This year, several of my friends were unable to make it for various reasons, mainly financial. I was bummed and expected that this year would be less fun than usual, but I'm glad I was wrong. While some people were not there, some of my old friends who have been unable to attend in past years were there, as were several of the old stand-bys. In addition, I met lots of new people, which is always thrilling. For someone interested in obscure movies whose contemporaries are mostly deceased, it is indescribably exciting to meet likeminded enthusiasts.

The movies that were shown this year were less exciting than in the past. I had seen several of them before, and while I enjoyed seeing them again, I expect to see rarities I haven't had access to before. This is no fault to the shows' organizers, who pull their titles from attendees who own the 16mm prints. The larger availability of obscure films on DVD also makes it harder to find hidden gems, but there were a few.

Queen of the Mob, a story about Ma Barker and her ruffian boys, was quite good.
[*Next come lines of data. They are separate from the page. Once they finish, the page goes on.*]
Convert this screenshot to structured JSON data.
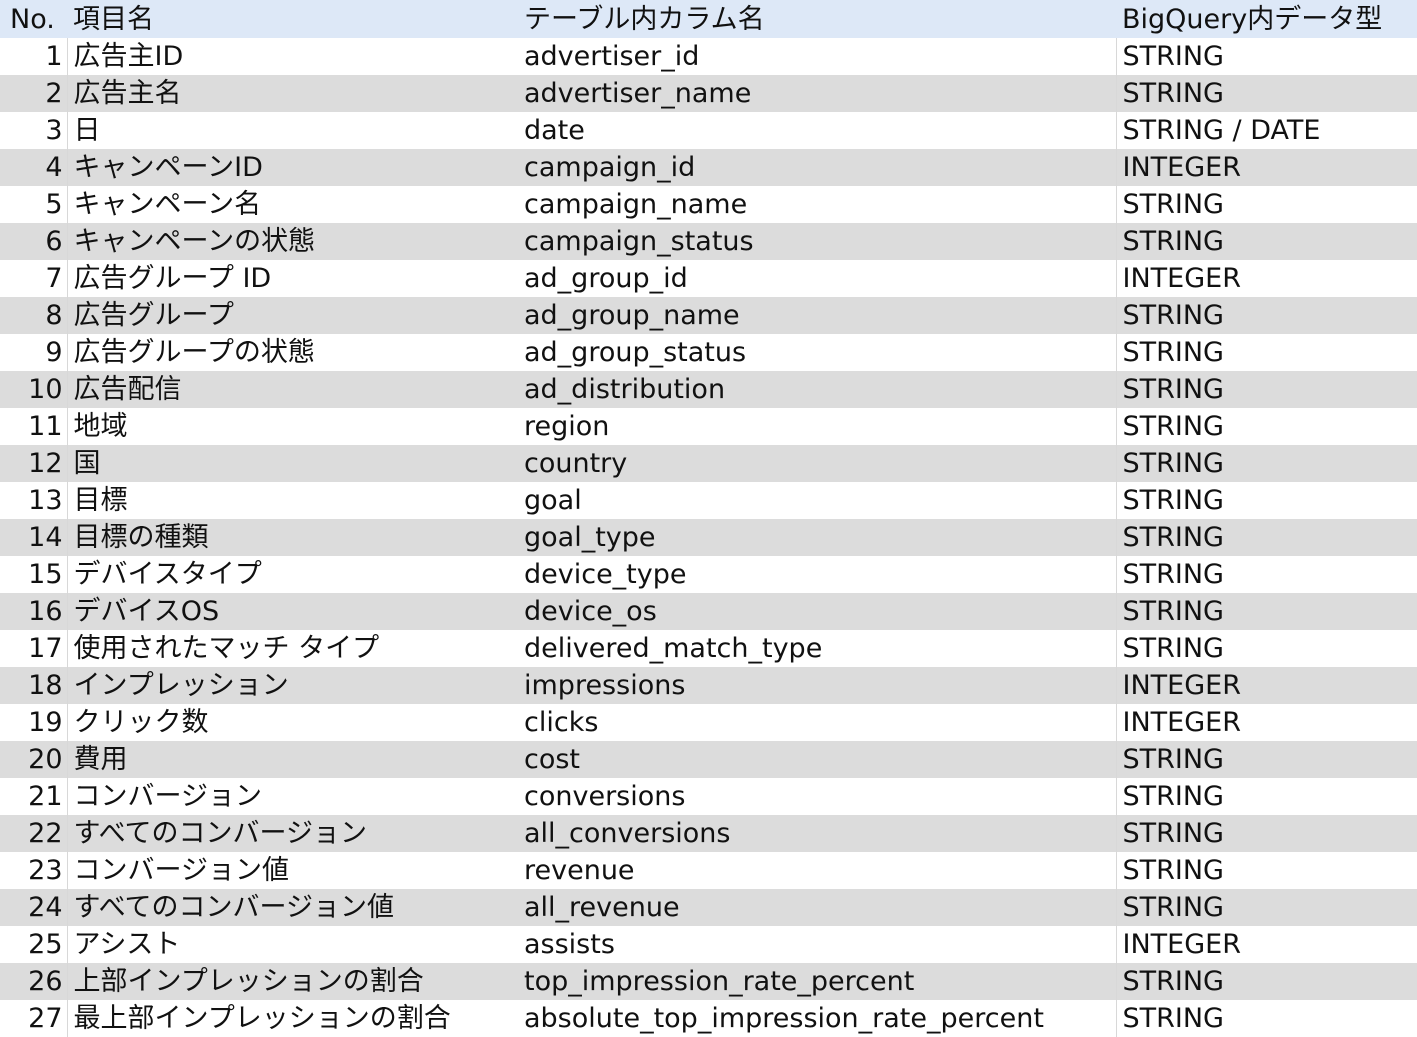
{
  "header": {
    "no": "No.",
    "item": "項目名",
    "column": "テーブル内カラム名",
    "type": "BigQuery内データ型"
  },
  "rows": [
    {
      "no": "1",
      "item": "広告主ID",
      "column": "advertiser_id",
      "type": "STRING"
    },
    {
      "no": "2",
      "item": "広告主名",
      "column": "advertiser_name",
      "type": "STRING"
    },
    {
      "no": "3",
      "item": "日",
      "column": "date",
      "type": "STRING / DATE"
    },
    {
      "no": "4",
      "item": "キャンペーンID",
      "column": "campaign_id",
      "type": "INTEGER"
    },
    {
      "no": "5",
      "item": "キャンペーン名",
      "column": "campaign_name",
      "type": "STRING"
    },
    {
      "no": "6",
      "item": "キャンペーンの状態",
      "column": "campaign_status",
      "type": "STRING"
    },
    {
      "no": "7",
      "item": "広告グループ ID",
      "column": "ad_group_id",
      "type": "INTEGER"
    },
    {
      "no": "8",
      "item": "広告グループ",
      "column": "ad_group_name",
      "type": "STRING"
    },
    {
      "no": "9",
      "item": "広告グループの状態",
      "column": "ad_group_status",
      "type": "STRING"
    },
    {
      "no": "10",
      "item": "広告配信",
      "column": "ad_distribution",
      "type": "STRING"
    },
    {
      "no": "11",
      "item": "地域",
      "column": "region",
      "type": "STRING"
    },
    {
      "no": "12",
      "item": "国",
      "column": "country",
      "type": "STRING"
    },
    {
      "no": "13",
      "item": "目標",
      "column": "goal",
      "type": "STRING"
    },
    {
      "no": "14",
      "item": "目標の種類",
      "column": "goal_type",
      "type": "STRING"
    },
    {
      "no": "15",
      "item": "デバイスタイプ",
      "column": "device_type",
      "type": "STRING"
    },
    {
      "no": "16",
      "item": "デバイスOS",
      "column": "device_os",
      "type": "STRING"
    },
    {
      "no": "17",
      "item": "使用されたマッチ タイプ",
      "column": "delivered_match_type",
      "type": "STRING"
    },
    {
      "no": "18",
      "item": "インプレッション",
      "column": "impressions",
      "type": "INTEGER"
    },
    {
      "no": "19",
      "item": "クリック数",
      "column": "clicks",
      "type": "INTEGER"
    },
    {
      "no": "20",
      "item": "費用",
      "column": "cost",
      "type": "STRING"
    },
    {
      "no": "21",
      "item": "コンバージョン",
      "column": "conversions",
      "type": "STRING"
    },
    {
      "no": "22",
      "item": "すべてのコンバージョン",
      "column": "all_conversions",
      "type": "STRING"
    },
    {
      "no": "23",
      "item": "コンバージョン値",
      "column": "revenue",
      "type": "STRING"
    },
    {
      "no": "24",
      "item": "すべてのコンバージョン値",
      "column": "all_revenue",
      "type": "STRING"
    },
    {
      "no": "25",
      "item": "アシスト",
      "column": "assists",
      "type": "INTEGER"
    },
    {
      "no": "26",
      "item": "上部インプレッションの割合",
      "column": "top_impression_rate_percent",
      "type": "STRING"
    },
    {
      "no": "27",
      "item": "最上部インプレッションの割合",
      "column": "absolute_top_impression_rate_percent",
      "type": "STRING"
    }
  ]
}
I was amused that it was set at Christmas over several years, a nice contrast to the dregs of crime that the family wallered in. Blanche Yurka was quite good, alternating between a frail, helpless woman to a smart and tough as nails leader, depending on who her character was manipulating at the time.

My friend encouraged me to stay for The 5000 Fingers of Dr. T, an unusual film, which goes without saying because it is a Dr. Seuss story. The visuals were twisted and strange and beautifully exhibited in Technicolor. There was a quirkiness to the story that made it appealing to young and old, although the music was mostly forgettable.
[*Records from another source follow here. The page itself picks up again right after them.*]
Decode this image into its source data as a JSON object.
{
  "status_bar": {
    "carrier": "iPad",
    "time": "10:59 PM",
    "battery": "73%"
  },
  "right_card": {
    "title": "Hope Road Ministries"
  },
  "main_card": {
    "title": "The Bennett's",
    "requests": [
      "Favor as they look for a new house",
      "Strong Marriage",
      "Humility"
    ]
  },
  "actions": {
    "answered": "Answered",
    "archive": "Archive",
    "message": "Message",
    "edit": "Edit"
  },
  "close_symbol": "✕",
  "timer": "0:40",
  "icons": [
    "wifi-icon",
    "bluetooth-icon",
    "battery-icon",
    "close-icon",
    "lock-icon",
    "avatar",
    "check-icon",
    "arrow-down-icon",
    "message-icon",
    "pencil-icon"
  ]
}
The silents were disappointing on the whole. None of them quite captured my attention. Pola Negri was sufficient but not great in Woman of the World. The Fighting Eagle didn't have anything wrong with it that I could see, but I wasn't impressed. The Nut was too uneven, but it had potential to be a quite funny film. I was delighted to see Mary Pickford in Stella Maris, which I had seen before and had considered to be one of her weaker films overall. It is worthwhile to see Mary in a non-conventional role, but the film is too political to find a place in my heart.

I found comfort in the routine. When I first began to attend Cinevent, I skipped the annual animation program in favor of another hour of sleep, but not anymore. This year's highlights were two cartoons that are often banned for having racially sensitive elements: Swing Wedding and Clean Pastures. I find today's society to be too quick to make negative judgements, and the obsession with being politically correct really fuels a lot of censorship these days. These cartoons, while they do have the gratuitous mentions of gambling and watermelon, are mainly celebrations of jazz and famous musical personalities of the day including Cab Calloway, Fats Waller, Louis Armstrong, and actor Stepin Fetchit. A modern audience might jump to the conclusion that these characters are racist without knowing that they were real people. It is unfortunate, and a lot of comedies and cartoons suffer due to lack of knowledge and witch-hunt mentalities.

I look forward to seeing Charley Chase and Laurel and Hardy shorts each year. Even though Laurel and Hardy's sound shorts have been released in a very nice boxed set, Cinevent just wouldn't be the same without them.

I had already seen all of the films shown on Monday, including the surprise short Every Sunday, but I enjoyed them just the same. House of Fear is a quick and entertaining murder mystery made on a low budget with lots of characters. The Social Secretary was better than I remembered it to be, and Erich von Stroheim was hilarious as the scandal sheet writer. I was excited to see another Henry Aldrich movie, which I was introduced to at Cinevent. I loved the series so much I went out and found copies of all of the films in the series and ...Editor is one of the best.

This year's Monday was different from most because I was invited to a Cinevent party at a friend's house afterward. We watched an additional four movies before I had to go home to crash: Peach-O-Reno, Who Done It?, The Damned Don't Cry, and 5 Fingers. Who Done It? was a repeat for me since they showed it at Cinevent last year, but it was nice to see it again.

It has been a few days now since Cinevent 45 gently came to a conclusion on Monday, but I am not depressed that it will be another year until I see my friends again. Perhaps that is because tomorrow I am off to see some of them again in Cincinnati at the Old Time Radio and Nostalgia Convention. I hope to see you there, and I will be sure to let you know how to goes.